Product sampling as a PR tactic

By August 13, 2015General

Why should you use product sampling as a PR tactic? Well, one of the best ways to get free publicity is to give samples of your product to the media. If you’re lucky, the media will find out about your product and approach you for a sample to photograph or review. If a journalist can try your product first-hand, they are more likely to write an unbiased review of it. Plus, it’s much easier to write about a product that’s already in your hands, especially if it’s relevant to your niche.

But product sampling needs activity. But you can’t rely on journalists approaching you. You need to be proactively sending out product samples yourself.

Here are some pointers for directing a product sampling campaign towards the media:

1. Be selective

Even if your product costs less than £20, it doesn’t mean you should send it to any old journalist. Do your research and make sure to get your product samples in the hands of journalists and bloggers who reach your target market. If you’ve been building up your media list, (as any good marketer should), you’ll know who these journalists are.

2. Ask first

If your product is expensive, ask if the journalist is interested in receiving a product sample before you send it. Or you’ll waste precious pounds, without an inch of media coverage to show for it.

3. Provide your best

Don’t skimp on your product samples; provide only the best of what you have to offer. This may seem obvious, but sometimes entrepreneurs try to cut corners to save money. This isn’t the occasion for that.

4. Include information

Product sampling needs context. Don’t just send your sample without any supporting information. Include:

– a list of items you’ve enclosed

– product instructions

– product information

– photos of the product

– testimonials

– your contact information

5. Be clear about returning the product

You may be happy for the reporter to keep your product sample.
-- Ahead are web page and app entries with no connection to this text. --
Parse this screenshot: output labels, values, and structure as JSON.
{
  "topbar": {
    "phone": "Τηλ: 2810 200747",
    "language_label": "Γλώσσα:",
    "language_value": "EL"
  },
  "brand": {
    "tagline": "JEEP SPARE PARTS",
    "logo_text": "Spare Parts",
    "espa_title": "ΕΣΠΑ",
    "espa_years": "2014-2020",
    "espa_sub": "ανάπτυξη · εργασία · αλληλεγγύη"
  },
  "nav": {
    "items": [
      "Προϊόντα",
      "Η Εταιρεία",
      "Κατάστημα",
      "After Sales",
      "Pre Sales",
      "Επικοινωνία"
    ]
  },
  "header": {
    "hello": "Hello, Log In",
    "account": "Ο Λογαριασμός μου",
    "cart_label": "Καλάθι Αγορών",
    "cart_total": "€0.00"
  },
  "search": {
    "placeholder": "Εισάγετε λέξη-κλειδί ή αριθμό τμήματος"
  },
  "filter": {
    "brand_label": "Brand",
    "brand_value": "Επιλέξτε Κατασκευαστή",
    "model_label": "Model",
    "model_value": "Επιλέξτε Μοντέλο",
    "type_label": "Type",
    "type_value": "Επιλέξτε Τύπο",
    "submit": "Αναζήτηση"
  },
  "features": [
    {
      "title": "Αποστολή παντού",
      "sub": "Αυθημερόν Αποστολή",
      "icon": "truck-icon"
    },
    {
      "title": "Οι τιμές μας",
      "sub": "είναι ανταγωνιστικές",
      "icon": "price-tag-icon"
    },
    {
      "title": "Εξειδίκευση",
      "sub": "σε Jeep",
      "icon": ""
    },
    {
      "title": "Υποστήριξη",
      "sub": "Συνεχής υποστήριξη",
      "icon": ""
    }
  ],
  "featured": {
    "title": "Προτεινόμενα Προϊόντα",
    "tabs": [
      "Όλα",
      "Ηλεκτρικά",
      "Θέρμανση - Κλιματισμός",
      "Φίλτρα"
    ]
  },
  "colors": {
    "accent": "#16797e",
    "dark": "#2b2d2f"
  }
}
However, he or she may not be allowed to do so because of company policy.

It also depends on the nature of your product. If your product is too valuable to give away, such as an expensive piece of technology, you need to make it clear that you are merely loaning the item for testing and review.

6. Keep track

Keep track of the samples you send, to whom, and with what results. By monitoring your efforts and results, you’ll get a better idea of which journalists are receptive to your product and which approaches work.

Hotcow is a non-traditional creative agency that specialises in experiential marketing that goes viral. Our campaigns generate buzz through crowd participation, PR and content sharing. Contact us on 0207 5030442 or email us on